Title: Vibrations from the Motherland
Record Label: Melt 2000/Electric Melt
Reviewed by: Kwelagobe Sekele, South Africa

Music With Name was the first remix album to have Drum & Bass remixes of South African songs. That was in 1996, just a few years after the genre emerged from the U.K. underground scenes. One of the tightest tracks from that album was the Drum & Bass remix of Kwazulu’s profound veteran guitarist Madala Kunene’s ‘Ubombo’, which is a hit in the alternative scenes even here in South Africa, where Drum & Bass still appeals to a very small niche. That was then and this is now. 2008 brings you Music With No Name Volume 3, 10 years after the second volume and twelve years after the first volume and it is far from the first two.
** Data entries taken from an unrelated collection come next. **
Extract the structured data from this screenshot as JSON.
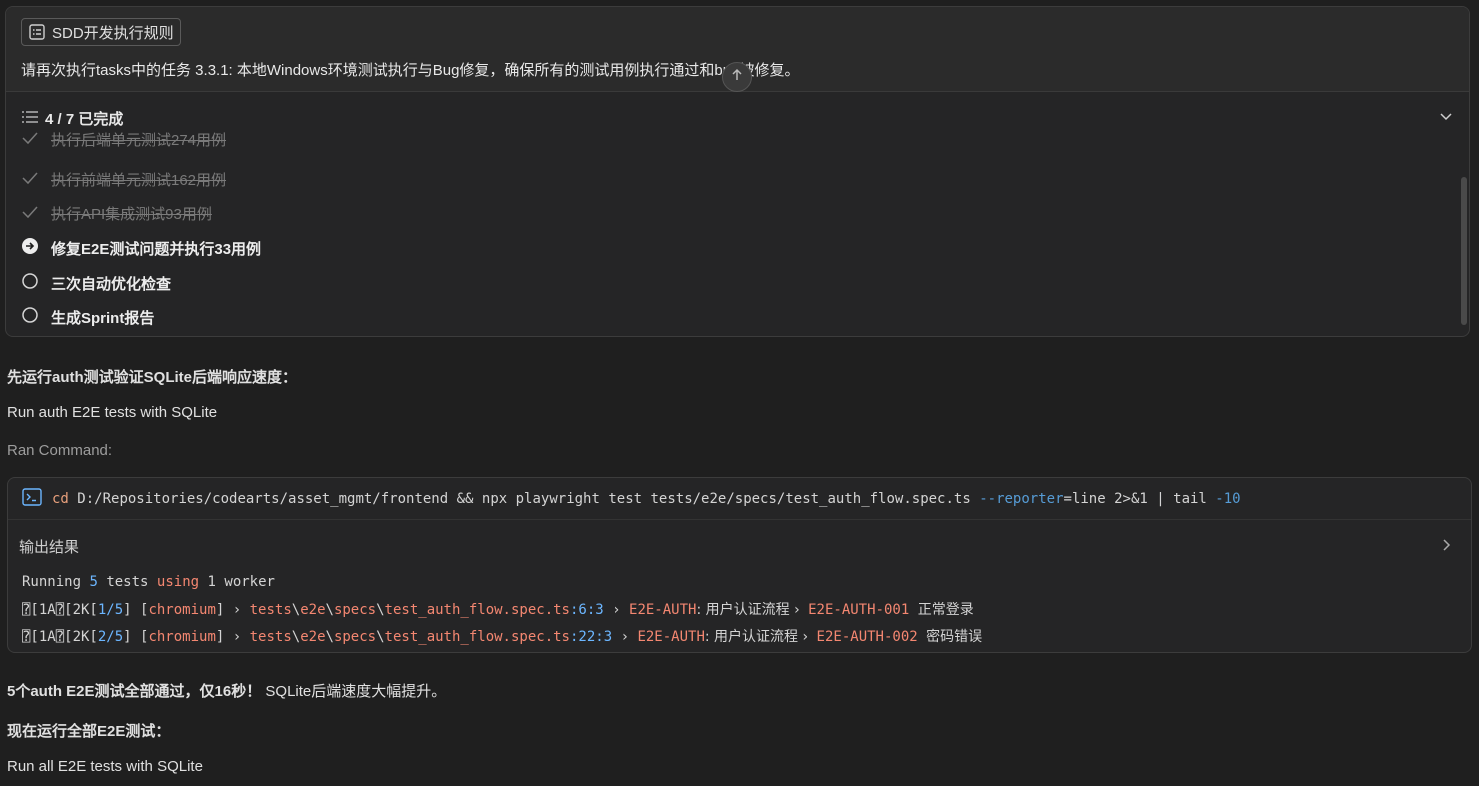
{
  "header": {
    "rule_chip_label": "SDD开发执行规则",
    "prompt_text": "请再次执行tasks中的任务 3.3.1: 本地Windows环境测试执行与Bug修复，确保所有的测试用例执行通过和bug被修复。"
  },
  "progress": {
    "label": "4 / 7 已完成",
    "completed": 4,
    "total": 7
  },
  "tasks": [
    {
      "label": "执行后端单元测试274用例",
      "status": "done"
    },
    {
      "label": "执行前端单元测试162用例",
      "status": "done"
    },
    {
      "label": "执行API集成测试93用例",
      "status": "done"
    },
    {
      "label": "修复E2E测试问题并执行33用例",
      "status": "current"
    },
    {
      "label": "三次自动优化检查",
      "status": "pending"
    },
    {
      "label": "生成Sprint报告",
      "status": "pending"
    }
  ],
  "messages": {
    "intro": "先运行auth测试验证SQLite后端响应速度：",
    "step_title": "Run auth E2E tests with SQLite",
    "ran_command_label": "Ran Command:",
    "result_bold": "5个auth E2E测试全部通过，仅16秒！",
    "result_normal": "SQLite后端速度大幅提升。",
    "next_intro": "现在运行全部E2E测试：",
    "next_step_title": "Run all E2E tests with SQLite"
  },
  "command": {
    "cd": "cd",
    "path": "D:/Repositories/codearts/asset_mgmt/frontend",
    "and": "&&",
    "npx": "npx playwright test tests/e2e/specs/test_auth_flow.spec.ts",
    "flag": "--reporter",
    "flag_val": "=line",
    "redir": "2>&1",
    "pipe": "|",
    "tail": "tail",
    "tail_arg": "-10"
  },
  "output": {
    "header_label": "输出结果",
    "line1": {
      "a": "Running",
      "b": "5",
      "c": "tests",
      "d": "using",
      "e": "1",
      "f": "worker"
    },
    "line2": {
      "esc": "⍰[1A⍰[2K[",
      "count": "1/5",
      "bracket_close": "] [",
      "browser": "chromium",
      "close": "] ›",
      "path1": "tests",
      "path2": "e2e",
      "path3": "specs",
      "path4": "test_auth_flow.spec.ts",
      "loc": ":6:3",
      "arrow": "›",
      "suite": "E2E-AUTH",
      "suite_name": ": 用户认证流程 ›",
      "case_id": "E2E-AUTH-001",
      "case_name": "正常登录"
    },
    "line3": {
      "esc": "⍰[1A⍰[2K[",
      "count": "2/5",
      "bracket_close": "] [",
      "browser": "chromium",
      "close": "] ›",
      "path1": "tests",
      "path2": "e2e",
      "path3": "specs",
      "path4": "test_auth_flow.spec.ts",
      "loc": ":22:3",
      "arrow": "›",
      "suite": "E2E-AUTH",
      "suite_name": ": 用户认证流程 ›",
      "case_id": "E2E-AUTH-002",
      "case_name": "密码错误"
    }
  }
}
Not far from the quality of sound and the overall repertoire, which is what Melt2000 has prided itself in from day one, but in a good way. This album is sticking to the times just like it’s predecessors. But it’s not the poppy Pop and latest inaccessible, high school rebellion genres you can expect from this album. And you are more than welcome to give this music whatever name you can think of.

Titled ‘Vibrations from the Motherland’ this album features remixes by some of Europe’s renowned producers of Dance, Electro and Funk to reverberating some stand out recordings that have come out of Melt. The album opens with Cape Town based toaster/rapper Teba Shumba, former member of Skeem and one of South Africa’s heavy weight artists. He opens the album as if opening ways to the world of Music with No Name with ‘Abaphantsi’, a fiery political rap for change done over Sangomas chanting, now this has never been done before and Teba was definitely the best man for the job. The Sangomas recording ‘Siya Dengelela Ngonyama’ is itself a plus decade old recording and was also featured in Volume 1 and is here remixed by Maga Bo, straight out of U.K. German Dance producer Henrik Schwarz, who is big in the house scene is also on this album with a remix of the Langa township international world traditional group Amampondo. There’s actually more than one Amampondo remix on this album and Amapondo’s Mother Mantombi Matotiyana also celebrated. The old Uhadi and Xhosa mother of music Madosini is also honored with a remix.

Other artists such as Mabi Thobejane, Bernard Mndaweni and Comoros Mayito are also celebrated. This album is the new day for the dance scene and a freshly polished dance floor. Be sure to catch one stand out Deep House track on this album, number 11 ‘Distant Djembe’, also an Amampondo remix and is slowly becoming a hit amongst local house deejays. This album is clearly a tribute to our greats and also features other U.K based producers such as Adam Hurst, John Kennedy left me speechless.

It’s a pity that our local radio doesn’t play good music, listeners will miss out on this baby. But if you are a C.D. buyer then make sure you get this Music With No Name.